According to a World Health Organization survey, the pandemic has disrupted or stopped critical mental health services in 93% of countries at a time when funding for mental health services is woefully short, with most countries spending less than 2% of their national health budgets on mental health services.
In the United States, the shortage of mental health services occurs at a time when more attention is being paid to the issue, especially the interplay between mental health and overall physical health. The importance of care coordination as a patient moves among primary, acute and post-acute care settings has come into sharper focus, with new regulations coming into force that require behavioral health hospitals to notify primary care physicians when a patient is admitted, discharged or transferred.
Although implementation of the regulation has been delayed until May 1, many behavioral health facilities still do not have adequate admission, discharge and transfer (ADT) protocols in place.
Behavioral health has unique data needs
Despite increased societal acceptance of those receiving mental health services, a stigma that has been codified in federal regulations remains. However, the move toward value-based care and its focus on the spectrum of care services has underscored the importance of including behavioral health as a patient moves among care settings.
Part of the attitudinal change can be attributed to the recognition that physical health impacts mental health and vice versa. A landmark meta study from Oxford University showed a significant increased mortality risk for a range of mental health issues equivalent to heavy smoking.
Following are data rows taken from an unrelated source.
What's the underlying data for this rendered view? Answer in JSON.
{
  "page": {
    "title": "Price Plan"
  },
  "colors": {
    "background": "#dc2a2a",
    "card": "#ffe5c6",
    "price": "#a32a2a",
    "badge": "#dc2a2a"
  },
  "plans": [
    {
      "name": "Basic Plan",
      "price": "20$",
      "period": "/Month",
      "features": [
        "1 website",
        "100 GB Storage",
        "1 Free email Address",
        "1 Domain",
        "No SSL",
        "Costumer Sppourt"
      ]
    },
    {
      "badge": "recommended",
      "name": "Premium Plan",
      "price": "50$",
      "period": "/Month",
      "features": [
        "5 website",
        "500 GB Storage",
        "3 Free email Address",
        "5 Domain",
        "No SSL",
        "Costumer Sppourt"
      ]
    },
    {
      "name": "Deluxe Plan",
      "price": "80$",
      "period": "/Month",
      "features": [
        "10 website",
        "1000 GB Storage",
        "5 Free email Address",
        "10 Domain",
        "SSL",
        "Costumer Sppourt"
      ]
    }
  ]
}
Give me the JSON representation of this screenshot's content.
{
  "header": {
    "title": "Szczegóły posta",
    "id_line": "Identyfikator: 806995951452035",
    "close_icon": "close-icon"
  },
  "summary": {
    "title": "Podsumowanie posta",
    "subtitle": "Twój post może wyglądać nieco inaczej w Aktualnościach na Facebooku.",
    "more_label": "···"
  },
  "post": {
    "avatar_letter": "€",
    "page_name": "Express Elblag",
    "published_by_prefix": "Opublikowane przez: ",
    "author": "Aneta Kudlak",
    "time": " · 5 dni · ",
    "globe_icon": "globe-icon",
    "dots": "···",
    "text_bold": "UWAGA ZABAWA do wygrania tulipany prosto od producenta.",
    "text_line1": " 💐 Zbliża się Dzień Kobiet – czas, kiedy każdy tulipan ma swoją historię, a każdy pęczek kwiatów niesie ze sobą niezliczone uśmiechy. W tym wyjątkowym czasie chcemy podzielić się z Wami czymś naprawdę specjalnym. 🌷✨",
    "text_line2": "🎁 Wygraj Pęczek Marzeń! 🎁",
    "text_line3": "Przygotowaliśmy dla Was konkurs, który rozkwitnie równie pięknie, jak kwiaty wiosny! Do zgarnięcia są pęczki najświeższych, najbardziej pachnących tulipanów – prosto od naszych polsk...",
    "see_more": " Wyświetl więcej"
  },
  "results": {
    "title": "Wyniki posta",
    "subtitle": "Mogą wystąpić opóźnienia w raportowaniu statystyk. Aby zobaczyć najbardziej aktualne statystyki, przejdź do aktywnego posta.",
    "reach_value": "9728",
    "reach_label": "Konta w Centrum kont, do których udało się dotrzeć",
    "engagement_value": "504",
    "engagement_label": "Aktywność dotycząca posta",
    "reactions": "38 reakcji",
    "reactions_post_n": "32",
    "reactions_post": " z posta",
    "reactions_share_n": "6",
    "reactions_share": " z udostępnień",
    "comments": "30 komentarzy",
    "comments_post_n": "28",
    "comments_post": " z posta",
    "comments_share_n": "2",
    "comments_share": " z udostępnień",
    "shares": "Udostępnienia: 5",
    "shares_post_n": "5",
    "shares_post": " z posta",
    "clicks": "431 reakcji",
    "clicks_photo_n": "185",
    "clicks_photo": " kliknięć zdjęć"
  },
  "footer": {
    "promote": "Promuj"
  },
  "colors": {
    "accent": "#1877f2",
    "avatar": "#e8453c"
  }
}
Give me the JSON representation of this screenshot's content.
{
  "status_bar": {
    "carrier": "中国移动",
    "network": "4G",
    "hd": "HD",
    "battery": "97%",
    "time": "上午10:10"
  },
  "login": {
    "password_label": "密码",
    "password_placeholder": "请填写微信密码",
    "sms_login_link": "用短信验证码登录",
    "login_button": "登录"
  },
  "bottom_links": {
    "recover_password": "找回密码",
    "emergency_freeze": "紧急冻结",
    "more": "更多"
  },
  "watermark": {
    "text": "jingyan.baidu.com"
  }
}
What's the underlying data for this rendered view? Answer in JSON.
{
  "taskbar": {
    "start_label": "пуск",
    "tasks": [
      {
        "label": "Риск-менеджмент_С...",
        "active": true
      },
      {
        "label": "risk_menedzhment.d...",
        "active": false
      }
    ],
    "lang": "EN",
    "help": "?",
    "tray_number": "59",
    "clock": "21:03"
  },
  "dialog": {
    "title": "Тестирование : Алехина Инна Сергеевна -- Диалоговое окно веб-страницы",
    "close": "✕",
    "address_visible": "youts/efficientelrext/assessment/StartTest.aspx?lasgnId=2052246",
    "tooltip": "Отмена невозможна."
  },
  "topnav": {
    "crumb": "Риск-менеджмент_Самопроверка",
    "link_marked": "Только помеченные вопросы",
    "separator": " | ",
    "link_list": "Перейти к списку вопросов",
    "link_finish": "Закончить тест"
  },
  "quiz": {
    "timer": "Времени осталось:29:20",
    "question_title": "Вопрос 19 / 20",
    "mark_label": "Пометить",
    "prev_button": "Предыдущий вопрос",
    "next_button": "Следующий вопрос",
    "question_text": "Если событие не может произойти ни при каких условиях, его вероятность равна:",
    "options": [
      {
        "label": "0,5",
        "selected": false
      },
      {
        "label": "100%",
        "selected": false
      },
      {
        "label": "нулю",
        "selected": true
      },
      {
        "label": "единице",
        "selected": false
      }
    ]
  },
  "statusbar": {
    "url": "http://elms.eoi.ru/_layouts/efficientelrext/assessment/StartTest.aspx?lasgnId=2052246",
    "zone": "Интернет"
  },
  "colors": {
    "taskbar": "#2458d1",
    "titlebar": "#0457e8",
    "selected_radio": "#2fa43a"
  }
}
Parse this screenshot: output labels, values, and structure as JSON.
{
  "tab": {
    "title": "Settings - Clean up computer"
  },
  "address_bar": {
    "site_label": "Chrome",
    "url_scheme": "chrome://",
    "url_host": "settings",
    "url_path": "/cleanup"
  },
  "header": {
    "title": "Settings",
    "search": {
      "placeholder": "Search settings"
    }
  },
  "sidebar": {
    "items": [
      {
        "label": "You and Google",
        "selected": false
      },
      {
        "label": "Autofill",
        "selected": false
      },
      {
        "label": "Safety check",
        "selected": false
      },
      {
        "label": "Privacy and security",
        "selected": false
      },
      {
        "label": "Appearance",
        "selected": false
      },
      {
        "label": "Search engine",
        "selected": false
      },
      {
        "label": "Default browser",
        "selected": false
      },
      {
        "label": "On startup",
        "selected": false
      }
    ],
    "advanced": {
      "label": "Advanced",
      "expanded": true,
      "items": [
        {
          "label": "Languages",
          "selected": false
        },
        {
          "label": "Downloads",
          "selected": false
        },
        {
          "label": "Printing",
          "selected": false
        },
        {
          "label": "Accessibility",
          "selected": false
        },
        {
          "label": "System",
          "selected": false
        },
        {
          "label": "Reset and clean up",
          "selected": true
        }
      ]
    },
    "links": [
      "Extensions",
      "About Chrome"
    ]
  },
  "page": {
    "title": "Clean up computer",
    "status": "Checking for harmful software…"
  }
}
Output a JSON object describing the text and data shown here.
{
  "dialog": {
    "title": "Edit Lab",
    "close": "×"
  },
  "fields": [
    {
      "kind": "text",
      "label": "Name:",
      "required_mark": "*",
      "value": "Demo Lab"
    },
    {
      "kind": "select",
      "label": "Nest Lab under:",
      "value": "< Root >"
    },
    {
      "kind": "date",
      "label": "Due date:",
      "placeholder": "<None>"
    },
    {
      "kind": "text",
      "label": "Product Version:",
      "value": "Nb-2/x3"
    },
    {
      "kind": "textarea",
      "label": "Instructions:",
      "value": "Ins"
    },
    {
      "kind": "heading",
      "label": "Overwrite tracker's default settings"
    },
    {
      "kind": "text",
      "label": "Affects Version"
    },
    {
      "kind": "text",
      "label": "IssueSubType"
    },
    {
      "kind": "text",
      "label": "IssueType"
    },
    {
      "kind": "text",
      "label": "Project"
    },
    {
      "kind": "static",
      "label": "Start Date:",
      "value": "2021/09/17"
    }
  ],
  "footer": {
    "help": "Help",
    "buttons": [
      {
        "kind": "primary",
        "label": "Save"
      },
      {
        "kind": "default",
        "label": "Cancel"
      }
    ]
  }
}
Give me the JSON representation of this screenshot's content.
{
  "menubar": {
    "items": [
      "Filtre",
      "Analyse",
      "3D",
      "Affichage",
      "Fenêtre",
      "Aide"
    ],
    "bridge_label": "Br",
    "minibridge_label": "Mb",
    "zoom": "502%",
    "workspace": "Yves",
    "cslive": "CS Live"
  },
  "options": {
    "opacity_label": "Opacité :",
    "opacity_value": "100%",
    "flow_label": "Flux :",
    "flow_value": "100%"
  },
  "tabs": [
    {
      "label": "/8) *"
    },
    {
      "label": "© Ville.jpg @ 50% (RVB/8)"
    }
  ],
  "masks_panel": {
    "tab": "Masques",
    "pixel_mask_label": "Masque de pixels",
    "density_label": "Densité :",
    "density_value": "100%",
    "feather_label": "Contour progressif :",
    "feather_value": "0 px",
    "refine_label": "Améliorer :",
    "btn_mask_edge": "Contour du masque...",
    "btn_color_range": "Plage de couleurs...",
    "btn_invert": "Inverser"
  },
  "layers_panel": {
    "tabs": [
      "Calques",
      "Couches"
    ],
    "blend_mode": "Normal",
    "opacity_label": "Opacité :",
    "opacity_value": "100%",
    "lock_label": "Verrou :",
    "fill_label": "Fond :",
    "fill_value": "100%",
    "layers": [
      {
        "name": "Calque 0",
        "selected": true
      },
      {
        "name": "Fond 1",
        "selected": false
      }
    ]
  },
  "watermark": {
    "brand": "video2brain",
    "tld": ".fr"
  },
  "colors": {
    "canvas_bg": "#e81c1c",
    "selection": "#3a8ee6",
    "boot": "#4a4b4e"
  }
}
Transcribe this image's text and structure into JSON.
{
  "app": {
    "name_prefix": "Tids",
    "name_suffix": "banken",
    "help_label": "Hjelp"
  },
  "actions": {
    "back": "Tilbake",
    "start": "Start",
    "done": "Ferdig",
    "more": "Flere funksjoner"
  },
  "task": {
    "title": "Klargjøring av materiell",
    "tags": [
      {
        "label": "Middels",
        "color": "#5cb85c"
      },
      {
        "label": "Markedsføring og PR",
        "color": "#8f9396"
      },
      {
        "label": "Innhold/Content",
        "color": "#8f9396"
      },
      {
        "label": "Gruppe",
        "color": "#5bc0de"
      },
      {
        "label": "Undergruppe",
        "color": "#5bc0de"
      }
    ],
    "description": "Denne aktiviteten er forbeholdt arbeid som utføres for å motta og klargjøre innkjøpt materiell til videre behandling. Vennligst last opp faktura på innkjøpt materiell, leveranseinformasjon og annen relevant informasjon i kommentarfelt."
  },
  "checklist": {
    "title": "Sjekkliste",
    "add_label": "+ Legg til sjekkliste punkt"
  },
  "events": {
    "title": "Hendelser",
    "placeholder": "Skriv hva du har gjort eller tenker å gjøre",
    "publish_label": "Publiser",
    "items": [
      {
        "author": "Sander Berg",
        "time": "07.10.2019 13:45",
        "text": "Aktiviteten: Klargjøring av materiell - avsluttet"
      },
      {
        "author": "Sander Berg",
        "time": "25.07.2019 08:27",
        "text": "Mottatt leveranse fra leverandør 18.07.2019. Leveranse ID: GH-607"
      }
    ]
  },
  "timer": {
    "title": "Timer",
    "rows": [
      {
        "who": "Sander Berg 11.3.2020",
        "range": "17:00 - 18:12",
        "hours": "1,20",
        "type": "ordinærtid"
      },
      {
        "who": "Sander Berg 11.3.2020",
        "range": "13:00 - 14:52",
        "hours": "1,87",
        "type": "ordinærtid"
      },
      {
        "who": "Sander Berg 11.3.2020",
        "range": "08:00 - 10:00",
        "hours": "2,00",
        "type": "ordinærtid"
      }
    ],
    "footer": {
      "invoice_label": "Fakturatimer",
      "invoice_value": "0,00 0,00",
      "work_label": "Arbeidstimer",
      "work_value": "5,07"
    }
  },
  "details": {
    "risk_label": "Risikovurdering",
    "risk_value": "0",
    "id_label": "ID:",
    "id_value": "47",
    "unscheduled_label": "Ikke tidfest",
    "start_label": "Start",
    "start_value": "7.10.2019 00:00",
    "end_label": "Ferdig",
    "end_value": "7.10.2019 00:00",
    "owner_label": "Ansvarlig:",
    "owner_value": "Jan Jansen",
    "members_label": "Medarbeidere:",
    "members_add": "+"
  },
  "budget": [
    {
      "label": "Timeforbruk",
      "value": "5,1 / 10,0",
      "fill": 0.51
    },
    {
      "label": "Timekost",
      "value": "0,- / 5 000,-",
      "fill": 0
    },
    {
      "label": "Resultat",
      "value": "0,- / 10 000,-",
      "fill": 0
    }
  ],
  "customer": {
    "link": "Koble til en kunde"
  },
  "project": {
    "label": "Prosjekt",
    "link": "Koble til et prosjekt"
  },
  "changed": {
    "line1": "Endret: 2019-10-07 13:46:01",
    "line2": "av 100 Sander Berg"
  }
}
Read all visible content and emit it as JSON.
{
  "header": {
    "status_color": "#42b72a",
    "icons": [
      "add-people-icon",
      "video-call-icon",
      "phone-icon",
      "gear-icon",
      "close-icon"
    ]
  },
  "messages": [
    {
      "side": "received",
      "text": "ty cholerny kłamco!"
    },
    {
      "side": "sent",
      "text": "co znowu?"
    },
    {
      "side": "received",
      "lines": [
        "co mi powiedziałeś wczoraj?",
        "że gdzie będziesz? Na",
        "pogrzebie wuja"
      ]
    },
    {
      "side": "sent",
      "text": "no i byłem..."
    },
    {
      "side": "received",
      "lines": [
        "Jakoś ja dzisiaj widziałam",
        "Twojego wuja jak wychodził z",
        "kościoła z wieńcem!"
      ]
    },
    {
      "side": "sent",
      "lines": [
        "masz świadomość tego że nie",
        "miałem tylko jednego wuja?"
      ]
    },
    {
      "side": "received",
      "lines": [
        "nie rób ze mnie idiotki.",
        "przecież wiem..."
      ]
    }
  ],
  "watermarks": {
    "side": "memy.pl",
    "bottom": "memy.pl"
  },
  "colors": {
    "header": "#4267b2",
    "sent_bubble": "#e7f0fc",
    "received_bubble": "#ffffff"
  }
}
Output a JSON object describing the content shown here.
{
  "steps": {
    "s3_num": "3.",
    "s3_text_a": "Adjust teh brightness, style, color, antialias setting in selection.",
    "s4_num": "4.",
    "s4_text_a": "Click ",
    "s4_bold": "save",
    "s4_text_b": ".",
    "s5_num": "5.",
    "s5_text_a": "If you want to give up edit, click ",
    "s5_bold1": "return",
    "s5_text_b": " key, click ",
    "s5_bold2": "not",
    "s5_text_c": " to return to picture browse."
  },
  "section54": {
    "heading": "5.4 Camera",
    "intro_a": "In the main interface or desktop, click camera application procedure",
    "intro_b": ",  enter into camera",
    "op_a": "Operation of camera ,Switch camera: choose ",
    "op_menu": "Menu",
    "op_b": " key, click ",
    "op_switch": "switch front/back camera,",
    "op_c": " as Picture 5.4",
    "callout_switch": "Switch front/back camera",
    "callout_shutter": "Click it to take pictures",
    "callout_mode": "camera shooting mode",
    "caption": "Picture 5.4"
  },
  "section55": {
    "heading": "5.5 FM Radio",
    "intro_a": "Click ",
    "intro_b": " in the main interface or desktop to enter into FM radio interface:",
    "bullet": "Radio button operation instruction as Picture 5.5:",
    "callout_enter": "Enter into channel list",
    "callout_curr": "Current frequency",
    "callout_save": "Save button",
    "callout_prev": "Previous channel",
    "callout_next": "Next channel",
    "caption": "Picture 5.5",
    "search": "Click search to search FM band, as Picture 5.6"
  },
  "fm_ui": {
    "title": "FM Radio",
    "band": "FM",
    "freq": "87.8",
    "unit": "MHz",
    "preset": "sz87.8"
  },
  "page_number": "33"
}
Life expectancy decreases eight to 10 years for heavy smokers, compared to between nine and 24 years for those with substance abuse issues and seven to 11 years for patients with recurrent depression.
Often, people with depression self-medicate with drugs or alcohol, creating co-occurring conditions that can be particularly difficult to treat or can lead to inpatient care. However, the behavioral health hospital has not been required to notify the primary care physician of the admission or the discharge, which can create other significant health issues if the patient doesn’t self-report the admission. Patients with acute mental health issues often receive powerful medications to control symptoms that can interact with other medications a primary care physician has prescribed, leading to drug-drug interactions.
Increasing opportunities to coordinate care
The regulations of the Substance Abuse and Mental Health Services Association (SAMHSA) do not line up precisely with HIPAA, which has created disparities in reporting requirements and privacy of information. SAMHSA announced in July it was updating the Confidentiality of Substance Use Disorder Patient Records regulation, 42 CFR Part 2.
The regulation was first adopted in 1972 to protect patients from stigma or bias because of experiencing substance abuse issues. But substance abuse often co-exists with other mental health disorders — not to mention any physical maladies patients may have. The increased focus on coordinated care brought the issue to the forefront, with many providers and groups such as the American Hospital Association advocating for changes.
The Centers for Medicare & Medicaid Services has finalized a rule that requires all hospitals, including behavioral health and critical access hospitals, to send admission, discharge, and transfer (ADT) notifications to providers primarily responsible for a patient's care as part of Condition of Participation (CoP) rules. The expressed goal is to improve care coordination and patient health outcomes while decreasing care costs and improving patient and provider satisfaction.
Using an ADT system can reduce costs and the potential for human error, as such solutions have been shown to reduce patient readmissions by up to 18%. Electronic records systems for behavioral health are not as robust as EHRs used by hospitals, so there may be technology gaps. Behavioral health hospitals need a unified communications solution that can send and receive electronic faxes, direct secure messages, continuity of care documents and other patient information.
As many as 90% of healthcare organization still use standalone fax machines to send and receive patient data and protected health information (PHI). The physical fax machine has many issues that include the potential for a data breach by transmitting information to an incorrect wrong number or by retaining data on machines when they’re taken offsite for repair or scrapped. The paper fax can also sit on the fax machine leading to latent care follow-up. Additional steps may also be required to convert a fax to a format that can be stored as part of the patient electronic health record.
Even with the continued push toward interoperability and care coordination, obstacles remain to exchange data efficiently and effectively, given the wide variety of technologies and types of data being exchanged. Technologies that offer a full suite of interoperability and workflow applications can automate ADT alert notifications and can help behavioral health hospitals send these timely transition messages to primary care providers. Additionally, a communications platform that includes digital cloud fax can bridge the gap between disparate technologies and allow providers to send information in a HIPAA-compliant format that can easily be ingested into the patient record.
Bevey Miner serves as health IT strategy/chief marketing officer for J2 Global Cloud Services, the creators of the Consensus healthcare data-sharing platform and eFax Corporate, a HIPAA-compliant healthcare fax technology firm.